Oftentimes, beta readers will turn into critique partners if you're well-matched and find yourself returning to them as a reader/critiquer.   This can be an excellent arrangement if your partner continues to be as blunt and unbiased toward your work as they were originally.

As for finding beta readers, my advice is to sign up for a writing forum like Absolute Write and to post in the appropriate section that you're looking for beta readers.  Often times, writers looking for beta readers will offer to do the same in return.  If you're not already a member, you're likely to get a better response if you post around the forum for a while first.  Get involved, make a name for yourself, give back. 

Another way to find beta readers is to use your blog, if you have one.  Just put a post up detailing what you're looking for.  Some of your regular readers might be more than happy to help. 

Basically, If you have a way to connect with other writers, use it.  If you don't, start putting yourself out there and network.

In my opinion, it's good to use both non-writers and writers for beta readers as they'll approach the task differently, so don't be afraid to use your family and friends as well.  Just don't solely rely on them.  Unbiased advice from someone who knows the ins and outs of writing has its benefits.

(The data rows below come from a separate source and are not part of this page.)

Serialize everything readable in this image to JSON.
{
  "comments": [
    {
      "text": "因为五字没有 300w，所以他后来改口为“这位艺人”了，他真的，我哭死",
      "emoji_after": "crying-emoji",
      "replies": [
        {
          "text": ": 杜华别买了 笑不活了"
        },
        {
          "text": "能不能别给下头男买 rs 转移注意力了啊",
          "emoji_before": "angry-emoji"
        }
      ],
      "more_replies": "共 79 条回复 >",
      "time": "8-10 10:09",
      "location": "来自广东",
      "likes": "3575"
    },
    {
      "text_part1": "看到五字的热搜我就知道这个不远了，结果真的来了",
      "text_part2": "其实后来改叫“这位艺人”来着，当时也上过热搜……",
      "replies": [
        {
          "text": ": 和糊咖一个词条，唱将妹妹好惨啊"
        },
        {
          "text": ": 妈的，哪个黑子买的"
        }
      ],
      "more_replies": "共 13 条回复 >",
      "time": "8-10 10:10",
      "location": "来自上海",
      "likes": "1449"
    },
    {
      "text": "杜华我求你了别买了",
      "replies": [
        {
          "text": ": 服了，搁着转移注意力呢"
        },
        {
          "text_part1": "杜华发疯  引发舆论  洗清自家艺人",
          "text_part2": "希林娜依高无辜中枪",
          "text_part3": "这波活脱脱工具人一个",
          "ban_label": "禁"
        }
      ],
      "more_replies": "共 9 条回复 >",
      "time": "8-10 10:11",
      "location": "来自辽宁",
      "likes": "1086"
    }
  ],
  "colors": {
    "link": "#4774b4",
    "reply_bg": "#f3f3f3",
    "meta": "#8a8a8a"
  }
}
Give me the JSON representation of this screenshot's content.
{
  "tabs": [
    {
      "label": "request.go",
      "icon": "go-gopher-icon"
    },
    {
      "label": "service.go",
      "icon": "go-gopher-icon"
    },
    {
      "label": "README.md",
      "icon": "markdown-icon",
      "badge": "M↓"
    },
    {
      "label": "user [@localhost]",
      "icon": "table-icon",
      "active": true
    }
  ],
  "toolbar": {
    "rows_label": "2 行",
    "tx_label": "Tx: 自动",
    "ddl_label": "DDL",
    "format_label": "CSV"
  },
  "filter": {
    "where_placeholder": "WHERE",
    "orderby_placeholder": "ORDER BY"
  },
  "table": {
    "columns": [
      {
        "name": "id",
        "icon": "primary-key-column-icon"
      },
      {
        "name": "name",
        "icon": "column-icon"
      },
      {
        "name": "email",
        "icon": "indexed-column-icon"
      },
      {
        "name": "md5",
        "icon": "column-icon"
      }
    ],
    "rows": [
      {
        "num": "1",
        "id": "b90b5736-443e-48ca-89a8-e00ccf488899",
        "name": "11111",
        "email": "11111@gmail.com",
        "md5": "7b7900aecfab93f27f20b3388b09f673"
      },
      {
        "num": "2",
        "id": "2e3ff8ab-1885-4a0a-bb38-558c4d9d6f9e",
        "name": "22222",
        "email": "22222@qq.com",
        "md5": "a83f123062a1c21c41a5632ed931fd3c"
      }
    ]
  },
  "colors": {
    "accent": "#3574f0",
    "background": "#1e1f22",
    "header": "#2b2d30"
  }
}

Now, let's turn the question over to everyone else.  Where do you find your beta readers? What do they generally do for you?